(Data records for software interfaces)
+--

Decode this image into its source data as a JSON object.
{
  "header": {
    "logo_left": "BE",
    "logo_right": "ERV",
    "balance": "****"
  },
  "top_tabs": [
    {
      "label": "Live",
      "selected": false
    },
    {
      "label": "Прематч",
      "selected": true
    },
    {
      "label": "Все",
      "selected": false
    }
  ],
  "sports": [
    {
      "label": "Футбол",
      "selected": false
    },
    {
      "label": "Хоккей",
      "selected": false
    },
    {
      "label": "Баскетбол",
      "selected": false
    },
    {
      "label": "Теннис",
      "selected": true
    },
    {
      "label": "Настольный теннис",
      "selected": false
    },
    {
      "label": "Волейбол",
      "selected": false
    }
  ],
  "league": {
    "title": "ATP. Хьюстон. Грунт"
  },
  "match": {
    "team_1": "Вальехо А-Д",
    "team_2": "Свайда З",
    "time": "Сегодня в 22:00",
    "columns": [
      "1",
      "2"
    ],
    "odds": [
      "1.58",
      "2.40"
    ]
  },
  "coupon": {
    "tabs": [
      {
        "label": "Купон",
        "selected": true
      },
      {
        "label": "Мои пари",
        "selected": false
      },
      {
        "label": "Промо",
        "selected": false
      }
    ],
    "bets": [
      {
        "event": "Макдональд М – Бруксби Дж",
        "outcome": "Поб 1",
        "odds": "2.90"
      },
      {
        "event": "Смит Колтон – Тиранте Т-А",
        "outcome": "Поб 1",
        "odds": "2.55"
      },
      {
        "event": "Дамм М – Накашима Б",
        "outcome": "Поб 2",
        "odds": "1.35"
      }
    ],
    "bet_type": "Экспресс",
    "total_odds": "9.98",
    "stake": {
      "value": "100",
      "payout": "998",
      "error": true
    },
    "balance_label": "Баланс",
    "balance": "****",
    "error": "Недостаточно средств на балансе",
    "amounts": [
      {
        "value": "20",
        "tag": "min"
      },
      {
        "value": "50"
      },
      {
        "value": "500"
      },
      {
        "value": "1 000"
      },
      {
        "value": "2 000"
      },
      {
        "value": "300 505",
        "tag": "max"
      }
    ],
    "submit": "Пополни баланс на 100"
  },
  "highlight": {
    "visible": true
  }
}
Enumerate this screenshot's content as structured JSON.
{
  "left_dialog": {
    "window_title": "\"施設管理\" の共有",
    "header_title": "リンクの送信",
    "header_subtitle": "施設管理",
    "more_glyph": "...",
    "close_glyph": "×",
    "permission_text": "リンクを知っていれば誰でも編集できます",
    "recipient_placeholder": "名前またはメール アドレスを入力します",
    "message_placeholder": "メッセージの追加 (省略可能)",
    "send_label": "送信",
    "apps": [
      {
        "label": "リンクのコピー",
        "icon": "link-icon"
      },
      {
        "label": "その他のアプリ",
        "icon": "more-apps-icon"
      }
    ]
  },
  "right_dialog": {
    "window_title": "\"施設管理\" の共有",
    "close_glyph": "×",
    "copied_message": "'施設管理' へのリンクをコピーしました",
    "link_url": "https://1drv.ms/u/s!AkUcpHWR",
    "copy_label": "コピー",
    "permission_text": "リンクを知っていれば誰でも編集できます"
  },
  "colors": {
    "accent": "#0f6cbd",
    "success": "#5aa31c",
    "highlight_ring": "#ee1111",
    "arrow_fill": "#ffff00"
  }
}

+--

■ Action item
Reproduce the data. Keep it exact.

■ Output for this exercise
Decode this image into its source data as a JSON object.
{
  "header": {
    "logo_left": "BE",
    "logo_right": "ERV",
    "balance": "****"
  },
  "top_tabs": [
    {
      "label": "Live",
      "selected": false
    },
    {
      "label": "Прематч",
      "selected": true
    },
    {
      "label": "Все",
      "selected": false
    }
  ],
  "sports": [
    {
      "label": "Футбол",
      "selected": false
    },
    {
      "label": "Хоккей",
      "selected": false
    },
    {
      "label": "Баскетбол",
      "selected": false
    },
    {
      "label": "Теннис",
      "selected": true
    },
    {
      "label": "Настольный теннис",
      "selected": false
    },
    {
      "label": "Волейбол",
      "selected": false
    }
  ],
  "league": {
    "title": "ATP. Хьюстон. Грунт"
  },
  "match": {
    "team_1": "Вальехо А-Д",
    "team_2": "Свайда З",
    "time": "Сегодня в 22:00",
    "columns": [
      "1",
      "2"
    ],
    "odds": [
      "1.58",
      "2.40"
    ]
  },
  "coupon": {
    "tabs": [
      {
        "label": "Купон",
        "selected": true
      },
      {
        "label": "Мои пари",
        "selected": false
      },
      {
        "label": "Промо",
        "selected": false
      }
    ],
    "bets": [
      {
        "event": "Макдональд М – Бруксби Дж",
        "outcome": "Поб 1",
        "odds": "2.90"
      },
      {
        "event": "Смит Колтон – Тиранте Т-А",
        "outcome": "Поб 1",
        "odds": "2.55"
      },
      {
        "event": "Дамм М – Накашима Б",
        "outcome": "Поб 2",
        "odds": "1.35"
      }
    ],
    "bet_type": "Экспресс",
    "total_odds": "9.98",
    "stake": {
      "value": "100",
      "payout": "998",
      "error": true
    },
    "balance_label": "Баланс",
    "balance": "****",
    "error": "Недостаточно средств на балансе",
    "amounts": [
      {
        "value": "20",
        "tag": "min"
      },
      {
        "value": "50"
      },
      {
        "value": "500"
      },
      {
        "value": "1 000"
      },
      {
        "value": "2 000"
      },
      {
        "value": "300 505",
        "tag": "max"
      }
    ],
    "submit": "Пополни баланс на 100"
  },
  "highlight": {
    "visible": true
  }
}
Enumerate this screenshot's content as structured JSON.
{
  "left_dialog": {
    "window_title": "\"施設管理\" の共有",
    "header_title": "リンクの送信",
    "header_subtitle": "施設管理",
    "more_glyph": "...",
    "close_glyph": "×",
    "permission_text": "リンクを知っていれば誰でも編集できます",
    "recipient_placeholder": "名前またはメール アドレスを入力します",
    "message_placeholder": "メッセージの追加 (省略可能)",
    "send_label": "送信",
    "apps": [
      {
        "label": "リンクのコピー",
        "icon": "link-icon"
      },
      {
        "label": "その他のアプリ",
        "icon": "more-apps-icon"
      }
    ]
  },
  "right_dialog": {
    "window_title": "\"施設管理\" の共有",
    "close_glyph": "×",
    "copied_message": "'施設管理' へのリンクをコピーしました",
    "link_url": "https://1drv.ms/u/s!AkUcpHWR",
    "copy_label": "コピー",
    "permission_text": "リンクを知っていれば誰でも編集できます"
  },
  "colors": {
    "accent": "#0f6cbd",
    "success": "#5aa31c",
    "highlight_ring": "#ee1111",
    "arrow_fill": "#ffff00"
  }
}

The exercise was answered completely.